IMHO, Henrietta has made a sort of “deal with the devil” to allow the well-made robot early access to her home and marriage. She is tired of the hum-drum existence with which her husband seems content. She wants to play the piano; Junior makes her play in the basement. She wants to travel and leave this dead place. He does not seem to want to leave his familiar homestead. This seems fairly male, in my own experience, so Henrietta’s angst at her husband’s happiness with the status quo is a motive for her behind-the-scenes collaboration with Terrence to allow the husband substitute to enter her life earlier than we originally think as we watch the film. We only learn it in a climactic scene near the end.
The give-away for “which one is the real robot” is the fact that Henrietta obviously knows Terrence when he comes to their door in the middle of the night. My companion said, “Yes, but isn’t that just because she may have signed them up for the spacecraft because of her desire to leave the farm and get away from the sameness of life?”
Possibly, but the plot seems to give the nod to the wife shacking up with the robot from the get-go and the robot being in house throughout 90% of this movie. (This despite the audience thinking that there will come a later time when the robot will be introduced.) Our thinking is that the robot is “in house” from Scene #One. The ability of a replicant to learn to “love” has been pondered before in other films, and it seems to surface again in this one. (Terrence: “Henrietta didn’t know how this would end. They’ll be studying you for years.”)

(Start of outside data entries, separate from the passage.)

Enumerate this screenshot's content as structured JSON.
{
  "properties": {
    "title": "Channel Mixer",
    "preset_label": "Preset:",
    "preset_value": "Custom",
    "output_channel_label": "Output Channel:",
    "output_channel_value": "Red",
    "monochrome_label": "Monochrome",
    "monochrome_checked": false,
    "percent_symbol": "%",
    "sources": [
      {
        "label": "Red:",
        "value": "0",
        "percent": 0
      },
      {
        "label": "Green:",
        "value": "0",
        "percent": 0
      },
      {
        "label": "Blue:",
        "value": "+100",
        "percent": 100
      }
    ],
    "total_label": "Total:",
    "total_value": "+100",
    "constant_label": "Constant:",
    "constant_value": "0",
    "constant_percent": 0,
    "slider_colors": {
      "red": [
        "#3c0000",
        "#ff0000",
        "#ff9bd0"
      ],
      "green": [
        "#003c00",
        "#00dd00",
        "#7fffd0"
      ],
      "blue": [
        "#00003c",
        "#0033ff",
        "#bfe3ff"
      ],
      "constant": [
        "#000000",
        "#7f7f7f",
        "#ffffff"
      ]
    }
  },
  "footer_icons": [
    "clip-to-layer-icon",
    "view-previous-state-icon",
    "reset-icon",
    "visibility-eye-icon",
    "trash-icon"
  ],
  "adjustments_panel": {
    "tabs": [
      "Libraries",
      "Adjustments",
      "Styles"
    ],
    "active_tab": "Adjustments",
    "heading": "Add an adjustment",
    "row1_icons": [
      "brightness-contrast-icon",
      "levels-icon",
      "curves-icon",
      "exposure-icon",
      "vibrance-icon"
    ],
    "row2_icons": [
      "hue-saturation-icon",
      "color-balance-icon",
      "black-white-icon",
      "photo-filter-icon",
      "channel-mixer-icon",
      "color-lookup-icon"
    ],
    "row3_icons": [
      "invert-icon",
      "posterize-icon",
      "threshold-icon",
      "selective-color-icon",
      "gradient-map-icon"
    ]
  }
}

A later brief absence on Henrietta’s part caused one of us to feel that Henrietta may have gone off on the spacecraft and sent a Replicant back to live with Junior-the-robot. This could be, although I’ll leave that up to you as you watch this on Amazon.
I think I need to read the book in order to completely understand the symbolism of the bugs and other plot points. Why it is called “Foe” is another good question. I can offer some possible reasons for that title, but it doesn’t seem like the strongest fit.
The acting was good. Saiorse Ronan is good in everything and I looked forward to this film. Paul Mescal was a fine counterpart, but not someone whose work I was familiar with;he rose to fame in England in a television series. Some felt the accents were off. I honestly did not notice any break-through Irish accent problems.
We enjoyed the film. Drop a line and we’ll thrash the plot out together.
Saoirse Ronan as Henrietta
Paul Mescal as Junior
Aaron Pierre as Terrence